Department of Science and Technology

Friday, 1 September 2017            

18:00

Netherlands Embassy, Pretoria

 

It's a pleasure to be here with Ambassador Gerards who has been such an important link in South African-Dutch science and diplomacy relations.

 

The Netherlands and South Africa have cooperation agreements in radio astronomy, the bio-economy, human capital development (50 South Africans will study for a PhD in the Netherlands from next year), SKA (where the Netherlands is a strategic partner), open science, wild
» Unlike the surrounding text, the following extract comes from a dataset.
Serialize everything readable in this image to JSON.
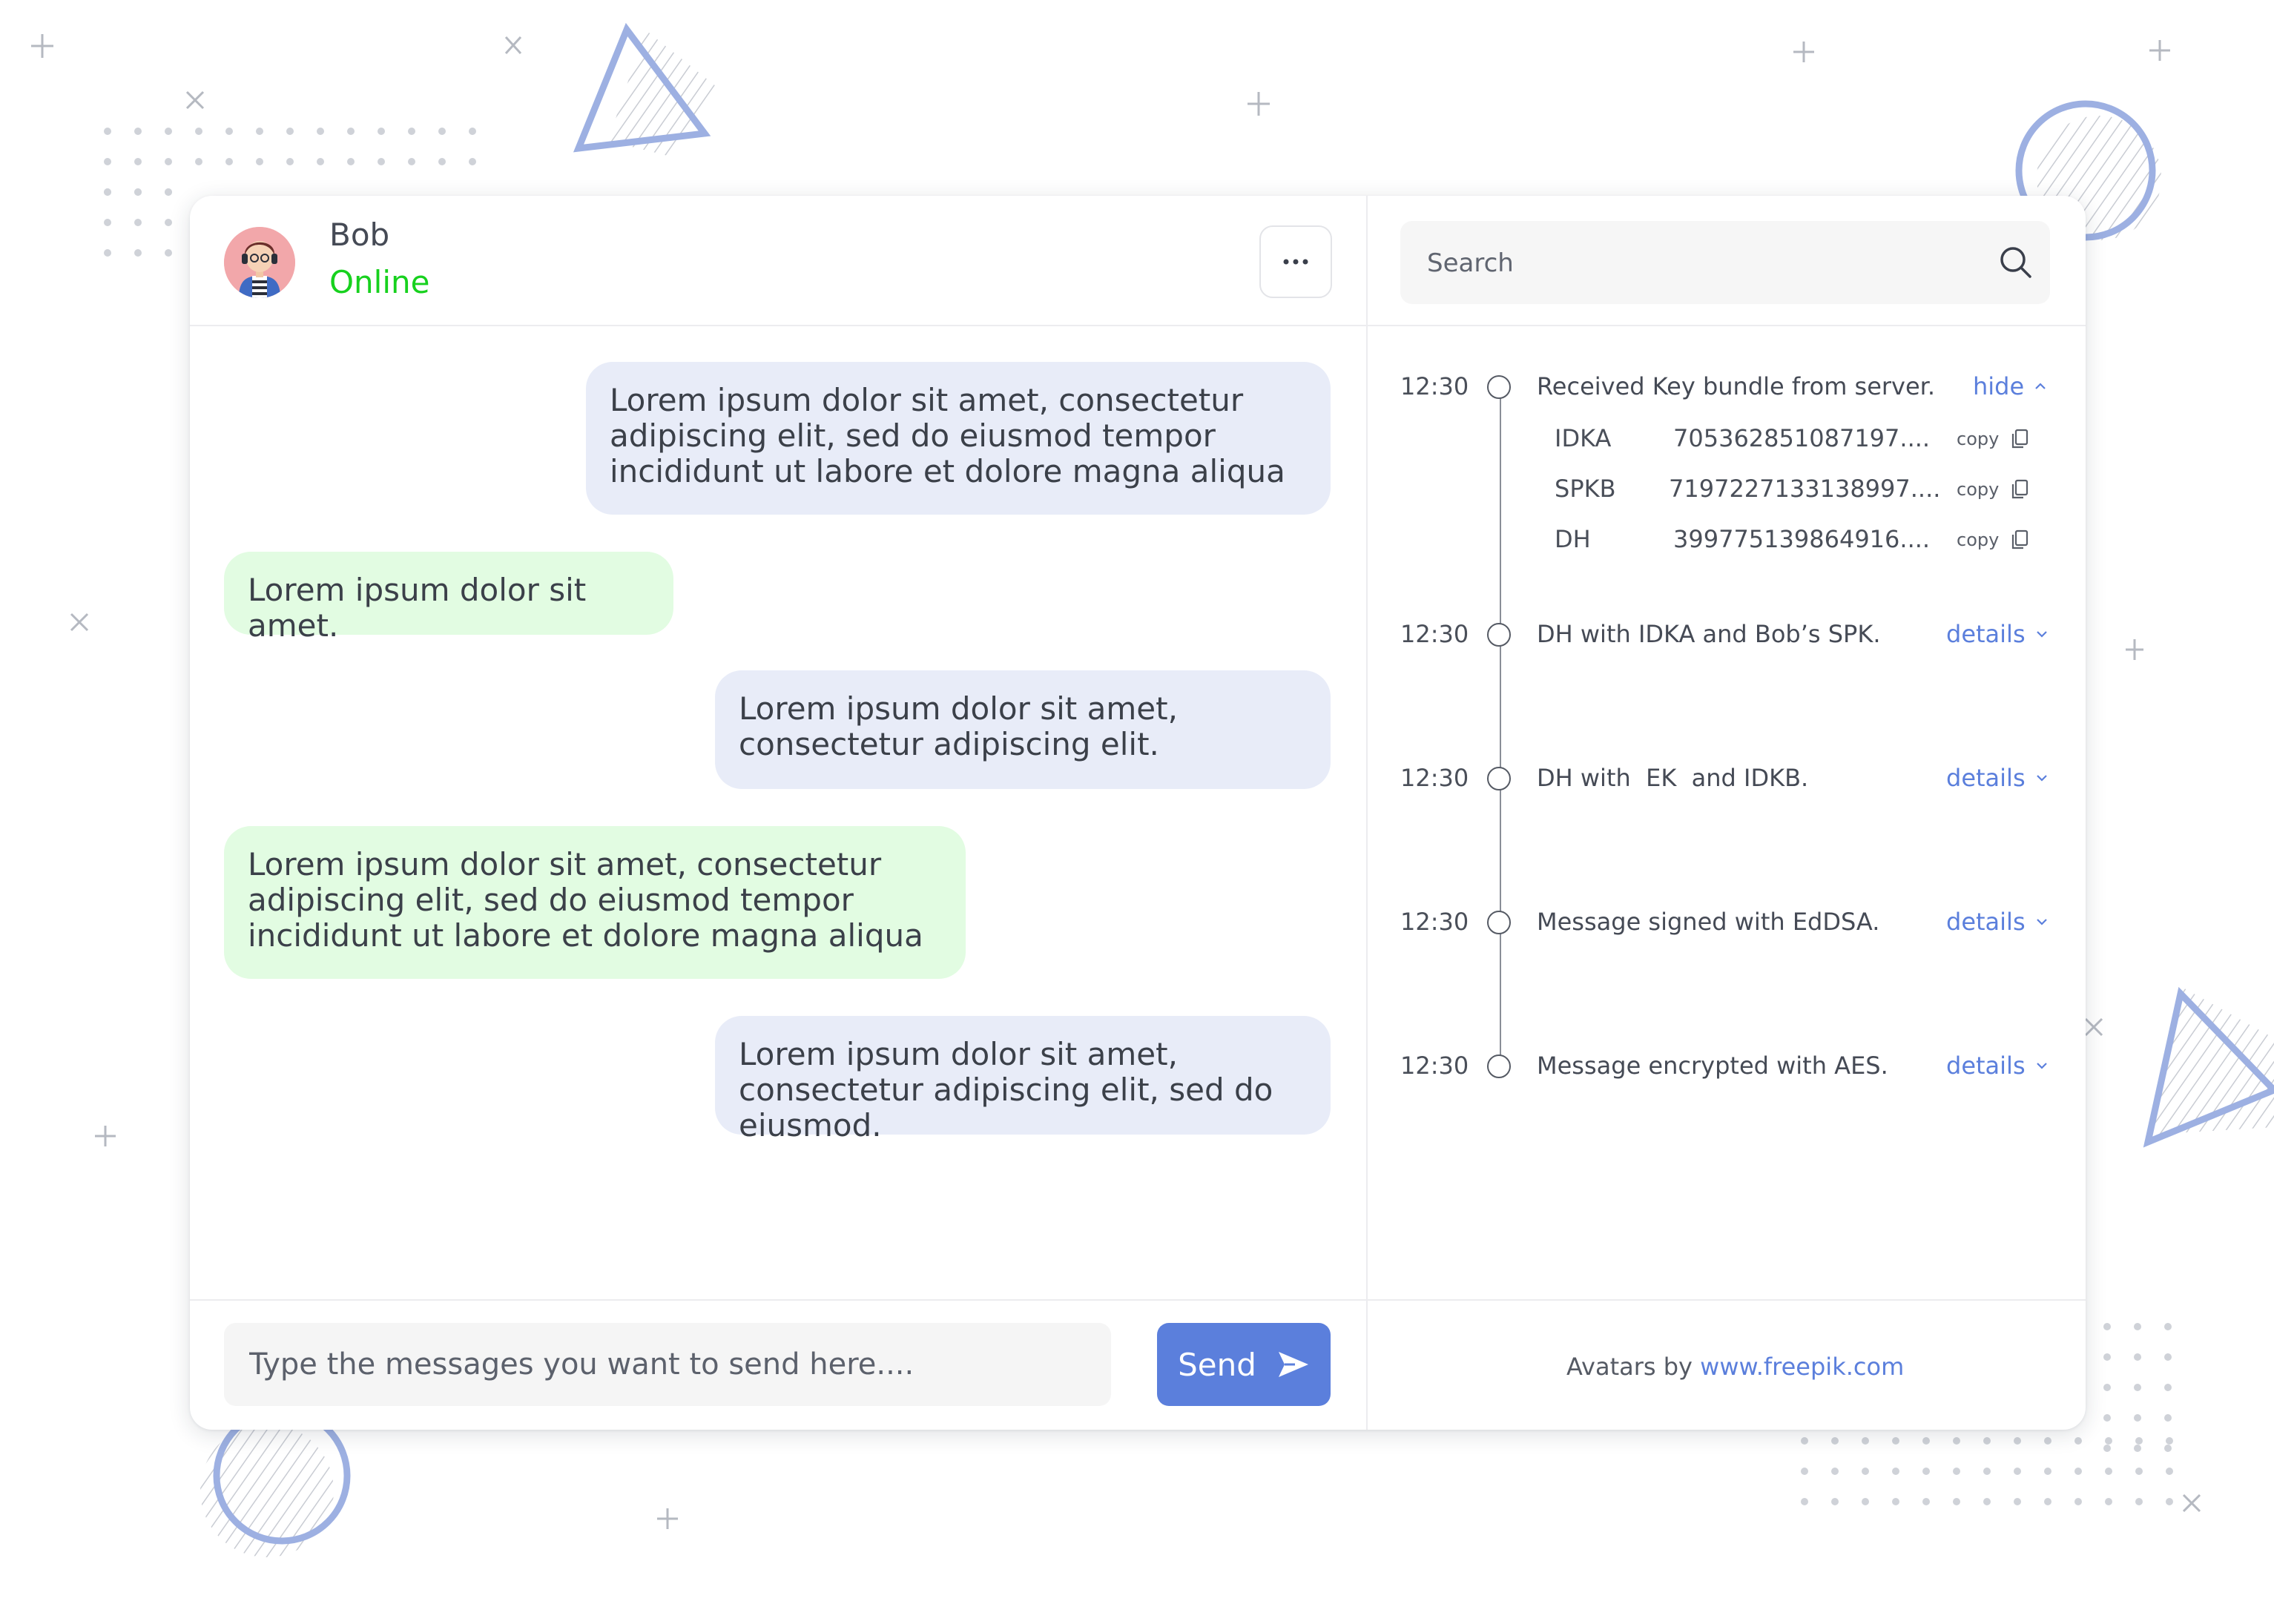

-life security, and global governance.

 

As anyone can see, we live in a world where the influence of science and technology is ubiquitous. It lies at the heart of our communication, our household needs, our transportation, our entertainment, and increasingly, of the education process itself. The sciences are casting a broadening shadow over every aspect of our lives, and in practically every instance it acts to improve our lives – to provide citizens with better lives.

 

But there is much more to be done. We need more science, and especially, more women scientists, more women technologists, and more women mathematicians.

 

In other words, we are faced with an urgent and deepening challenge in the field of human capital development.

 

One of the major aims on South Africa’s national agenda is to instill a spirit of innovation in our nation - a willingness to look at challenges afresh, to consider problems and their solutions from different angles, and most importantly, to come up with solutions that solve known and real problems.

 

Most of the inspiring fifty are in IT or digital technologies.

 

Technology-based industries have essentially been defined and dominated by men. It’s been hard for women to break in to these industries.

 

We need the best people in digital technology fields. If you eliminate women, you are eliminating half of your potential. That would be a waste, and has been a waste in the past.

 

The future for our country and the African continent depends on our development of a large cohort of talent who can serve as professionals in scarce skills fields and take up the opportunity to develop new technologies and innovative solutions for our pressing problems.

 

Entrepreneurship requires an environment that rewards risk-taking. Every year, many, many ventures fail. However, the successful entrepreneur sees failure as a learning experience. There is no shame in second, third or fourth tries. Entrepreneurs do not give up – not on their ideas, not on their teams and not on themselves.

That is why I call upon our women and young girls in particular to seize all the available opportunities and instruments to build ICT R&D and innovation capacity in South Africa.

 

IT skills (coding) are a basic component of future prosperity.

 

We have grappled with the lack of parity between vocational and academic qualifications, and the corrosive impact this has on the motivations and attitudes of distinct groups of learners in our system.

 

IT skills can be learned at college or at university and it is the one area of life in which the rewards appear to favour the lower on the traditional ladder. There are lots of examples to follow in our country. Follow them.

 

Our role is to facilitate that process, to assist young people to develop the basic skills that are necessary to understand how IT works.

 

This is the situation that we face, as we look to women to lead us in the technology sector and as we build an innovation eco-system that will result in more scientists, and more women scientists, so ensuring that we can confidently face up to a technologically demanding future, and that our people can prosper as a result.